It probably won’t surprise you to learn that the monsters terrorizing our protagonists are not monsters at all, just the trio of rednecks decked out in cheap Bigfoot costumes. But even this reveal (and the slaughter that proceeds it) is handled in a fashion not usually found in movies like this. Mike’s return to the cabin triggers the most shocking scene the film has to offer, a real gut punch of a moment that actually rendered me momentarily speechless (and made me remember just how stunning the final act of Sergio Martino’s TORSO was the first time I saw it). It’s a brave move for Morgan to make and the concluding action of the film doubles down on the nasty bloodshed that triggered it.
Make no mistake, the final 20 minutes of BLOOD STALKERS is damn good stuff. Like GOD’s BLOODY ACRE, the biggest complaint I have about the film is that it takes so damn long to get there. Half of the audience will check out well before it reaches the end of the second act. It would have helped if Morgan gave us characters with whole personalities instead of just flashes of internal conflict. Danny is worried about money. Jeri is torn between wanting to support her husband and not wanting to go back to stripping. Mike suffered emotional trauma in Vietnam. Kim… well, she just won’t stop whining. None of these character moments matter at all. They’re just brought up, explored for a few minutes, and then dropped. As a result, the characters (despite being well acted by an energetic cast) feel cardboard and flimsy, and the time spent with them doesn’t add up to much.
But once the film starts picking up speed and the main threat is revealed, BLOOD STALKERS becomes a rather excellent little horror movie. It’s difficult to stay angry about the slow, plodding first half of the film when it ends in such glorious fashion.
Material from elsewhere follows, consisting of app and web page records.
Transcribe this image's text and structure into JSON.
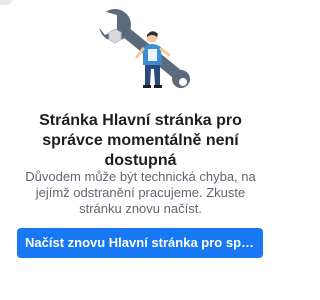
{
  "error": {
    "illustration_icon": "wrench-person-icon",
    "title": "Stránka Hlavní stránka pro správce momentálně není dostupná",
    "description": "Důvodem může být technická chyba, na jejímž odstranění pracujeme. Zkuste stránku znovu načíst.",
    "reload_label": "Načíst znovu Hlavní stránka pro spr..."
  },
  "colors": {
    "accent": "#1877f2",
    "title_text": "#1c1e21",
    "body_text": "#606770",
    "wrench": "#5b6a7a",
    "person_accent": "#3b8ed6"
  }
}
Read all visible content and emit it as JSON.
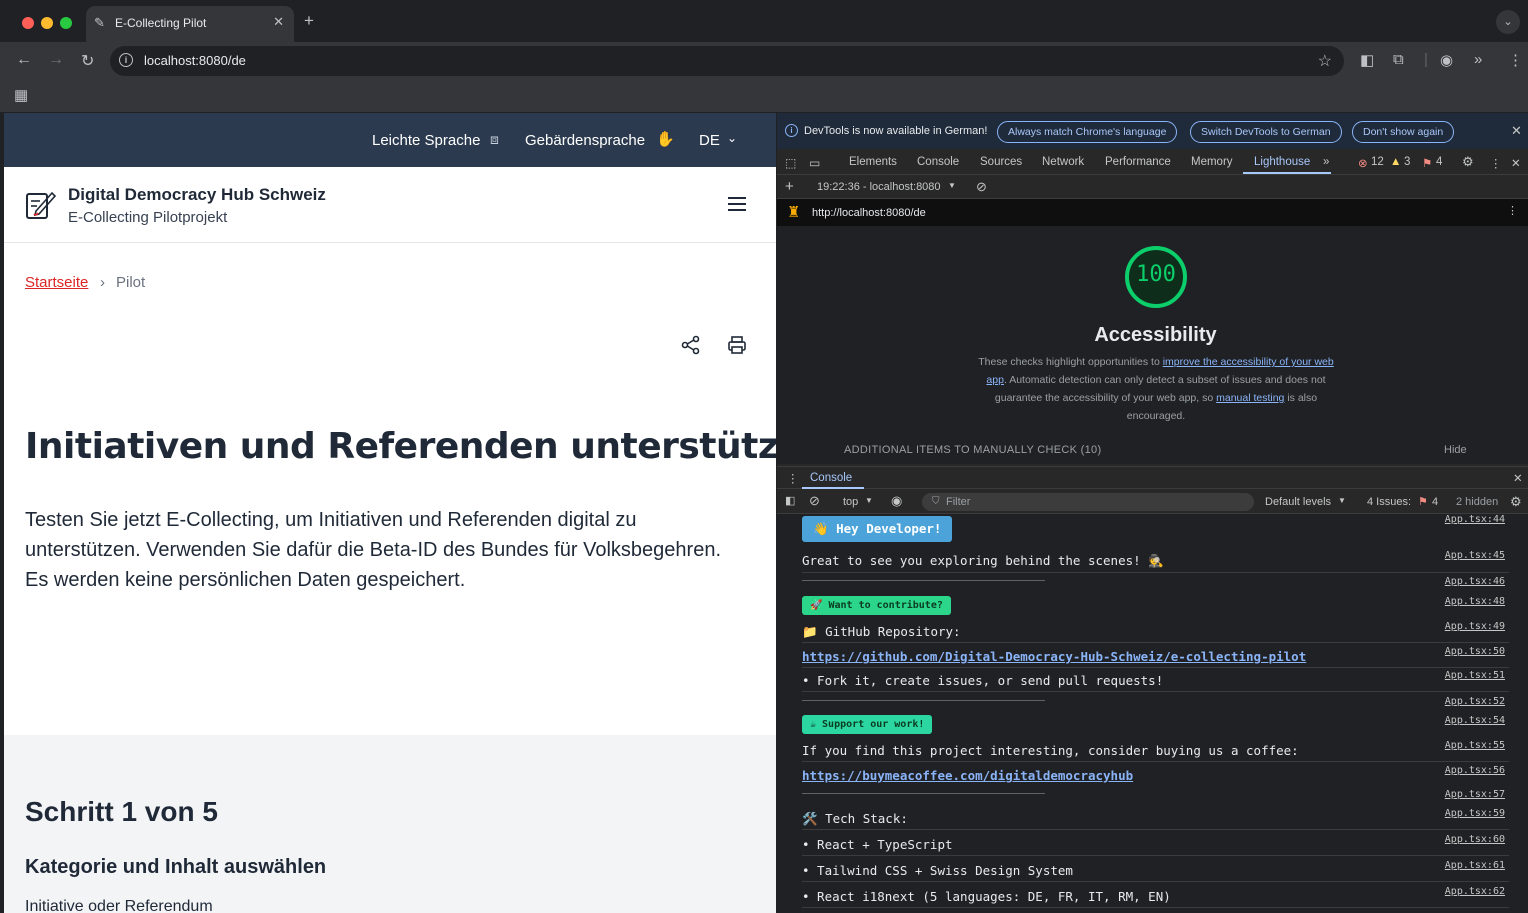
{
  "browser": {
    "tab_title": "E-Collecting Pilot",
    "url": "localhost:8080/de"
  },
  "page": {
    "topbar": {
      "easy_language": "Leichte Sprache",
      "sign_language": "Gebärdensprache",
      "lang": "DE"
    },
    "site_title": "Digital Democracy Hub Schweiz",
    "site_subtitle": "E-Collecting Pilotprojekt",
    "breadcrumb": {
      "home": "Startseite",
      "sep": "›",
      "current": "Pilot"
    },
    "heading": "Initiativen und Referenden unterstützen",
    "lead": "Testen Sie jetzt E-Collecting, um Initiativen und Referenden digital zu unterstützen. Verwenden Sie dafür die Beta-ID des Bundes für Volksbegehren. Es werden keine persönlichen Daten gespeichert.",
    "step": "Schritt 1 von 5",
    "step_heading": "Kategorie und Inhalt auswählen",
    "step_label": "Initiative oder Referendum"
  },
  "devtools": {
    "infobar": {
      "text": "DevTools is now available in German!",
      "btn_match": "Always match Chrome's language",
      "btn_switch": "Switch DevTools to German",
      "btn_dont": "Don't show again"
    },
    "tabs": [
      "Elements",
      "Console",
      "Sources",
      "Network",
      "Performance",
      "Memory",
      "Lighthouse"
    ],
    "counts": {
      "errors": "12",
      "warnings": "3",
      "issues": "4"
    },
    "report_time": "19:22:36 - localhost:8080",
    "report_url": "http://localhost:8080/de",
    "lighthouse": {
      "score": "100",
      "title": "Accessibility",
      "desc_1": "These checks highlight opportunities to ",
      "desc_link_1": "improve the accessibility of your web app",
      "desc_2": ". Automatic detection can only detect a subset of issues and does not guarantee the accessibility of your web app, so ",
      "desc_link_2": "manual testing",
      "desc_3": " is also encouraged.",
      "additional": "ADDITIONAL ITEMS TO MANUALLY CHECK (10)",
      "hide": "Hide"
    },
    "console": {
      "title": "Console",
      "context": "top",
      "filter": "Filter",
      "levels": "Default levels",
      "issues_label": "4 Issues:",
      "issues_count": "4",
      "hidden": "2 hidden",
      "lines": [
        {
          "text": "👋 Hey Developer!",
          "src": "App.tsx:44"
        },
        {
          "text": "Great to see you exploring behind the scenes! 🕵️",
          "src": "App.tsx:45"
        },
        {
          "text": "",
          "src": "App.tsx:46"
        },
        {
          "text": "🚀 Want to contribute?",
          "src": "App.tsx:48"
        },
        {
          "text": "📁 GitHub Repository:",
          "src": "App.tsx:49"
        },
        {
          "text": "https://github.com/Digital-Democracy-Hub-Schweiz/e-collecting-pilot",
          "src": "App.tsx:50"
        },
        {
          "text": "• Fork it, create issues, or send pull requests!",
          "src": "App.tsx:51"
        },
        {
          "text": "",
          "src": "App.tsx:52"
        },
        {
          "text": "☕ Support our work!",
          "src": "App.tsx:54"
        },
        {
          "text": "If you find this project interesting, consider buying us a coffee:",
          "src": "App.tsx:55"
        },
        {
          "text": "https://buymeacoffee.com/digitaldemocracyhub",
          "src": "App.tsx:56"
        },
        {
          "text": "",
          "src": "App.tsx:57"
        },
        {
          "text": "🛠️ Tech Stack:",
          "src": "App.tsx:59"
        },
        {
          "text": "• React + TypeScript",
          "src": "App.tsx:60"
        },
        {
          "text": "• Tailwind CSS + Swiss Design System",
          "src": "App.tsx:61"
        },
        {
          "text": "• React i18next (5 languages: DE, FR, IT, RM, EN)",
          "src": "App.tsx:62"
        }
      ]
    }
  }
}
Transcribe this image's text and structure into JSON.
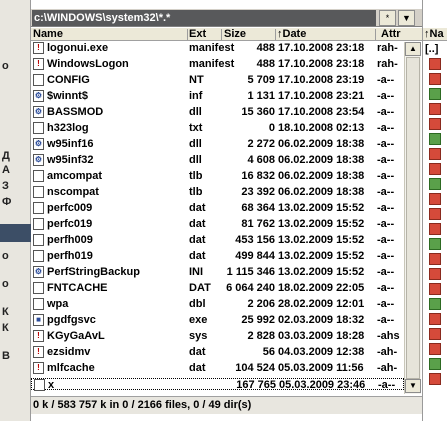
{
  "left_strip": {
    "letters": [
      "о",
      "Д",
      "А",
      "З",
      "Ф",
      "о",
      "о",
      "К",
      "К",
      "В"
    ]
  },
  "path_bar": {
    "path": "c:\\WINDOWS\\system32\\*.*",
    "star_button": "*",
    "history_button": "▼"
  },
  "columns": {
    "name": "Name",
    "ext": "Ext",
    "size": "Size",
    "date": "↑Date",
    "attr": "Attr"
  },
  "files": [
    {
      "name": "logonui.exe",
      "ext": "manifest",
      "size": "488",
      "date": "17.10.2008 23:18",
      "attr": "rah-",
      "icon": "manifest-icon"
    },
    {
      "name": "WindowsLogon",
      "ext": "manifest",
      "size": "488",
      "date": "17.10.2008 23:18",
      "attr": "rah-",
      "icon": "manifest-icon"
    },
    {
      "name": "CONFIG",
      "ext": "NT",
      "size": "5 709",
      "date": "17.10.2008 23:19",
      "attr": "-a--",
      "icon": "file-icon"
    },
    {
      "name": "$winnt$",
      "ext": "inf",
      "size": "1 131",
      "date": "17.10.2008 23:21",
      "attr": "-a--",
      "icon": "settings-file-icon"
    },
    {
      "name": "BASSMOD",
      "ext": "dll",
      "size": "15 360",
      "date": "17.10.2008 23:54",
      "attr": "-a--",
      "icon": "dll-icon"
    },
    {
      "name": "h323log",
      "ext": "txt",
      "size": "0",
      "date": "18.10.2008 02:13",
      "attr": "-a--",
      "icon": "text-file-icon"
    },
    {
      "name": "w95inf16",
      "ext": "dll",
      "size": "2 272",
      "date": "06.02.2009 18:38",
      "attr": "-a--",
      "icon": "dll-icon"
    },
    {
      "name": "w95inf32",
      "ext": "dll",
      "size": "4 608",
      "date": "06.02.2009 18:38",
      "attr": "-a--",
      "icon": "dll-icon"
    },
    {
      "name": "amcompat",
      "ext": "tlb",
      "size": "16 832",
      "date": "06.02.2009 18:38",
      "attr": "-a--",
      "icon": "file-icon"
    },
    {
      "name": "nscompat",
      "ext": "tlb",
      "size": "23 392",
      "date": "06.02.2009 18:38",
      "attr": "-a--",
      "icon": "file-icon"
    },
    {
      "name": "perfc009",
      "ext": "dat",
      "size": "68 364",
      "date": "13.02.2009 15:52",
      "attr": "-a--",
      "icon": "file-icon"
    },
    {
      "name": "perfc019",
      "ext": "dat",
      "size": "81 762",
      "date": "13.02.2009 15:52",
      "attr": "-a--",
      "icon": "file-icon"
    },
    {
      "name": "perfh009",
      "ext": "dat",
      "size": "453 156",
      "date": "13.02.2009 15:52",
      "attr": "-a--",
      "icon": "file-icon"
    },
    {
      "name": "perfh019",
      "ext": "dat",
      "size": "499 844",
      "date": "13.02.2009 15:52",
      "attr": "-a--",
      "icon": "file-icon"
    },
    {
      "name": "PerfStringBackup",
      "ext": "INI",
      "size": "1 115 346",
      "date": "13.02.2009 15:52",
      "attr": "-a--",
      "icon": "settings-file-icon"
    },
    {
      "name": "FNTCACHE",
      "ext": "DAT",
      "size": "6 064 240",
      "date": "18.02.2009 22:05",
      "attr": "-a--",
      "icon": "file-icon"
    },
    {
      "name": "wpa",
      "ext": "dbl",
      "size": "2 206",
      "date": "28.02.2009 12:01",
      "attr": "-a--",
      "icon": "file-icon"
    },
    {
      "name": "pgdfgsvc",
      "ext": "exe",
      "size": "25 992",
      "date": "02.03.2009 18:32",
      "attr": "-a--",
      "icon": "exe-icon"
    },
    {
      "name": "KGyGaAvL",
      "ext": "sys",
      "size": "2 828",
      "date": "03.03.2009 18:28",
      "attr": "-ahs",
      "icon": "manifest-icon"
    },
    {
      "name": "ezsidmv",
      "ext": "dat",
      "size": "56",
      "date": "04.03.2009 12:38",
      "attr": "-ah-",
      "icon": "manifest-icon"
    },
    {
      "name": "mlfcache",
      "ext": "dat",
      "size": "104 524",
      "date": "05.03.2009 11:56",
      "attr": "-ah-",
      "icon": "manifest-icon"
    },
    {
      "name": "x",
      "ext": "",
      "size": "167 765",
      "date": "05.03.2009 23:46",
      "attr": "-a--",
      "icon": "file-icon"
    }
  ],
  "status_bar": "0 k / 583 757 k in 0 / 2166 files, 0 / 49 dir(s)",
  "right_panel": {
    "header": "↑Na",
    "top_item": "[..]"
  }
}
After all, it isn’t how you start the game, it’s how you finish it that matters. BLOOD STALKERS might stumble out of the gate, but in its final act, it puts on one helluva good show.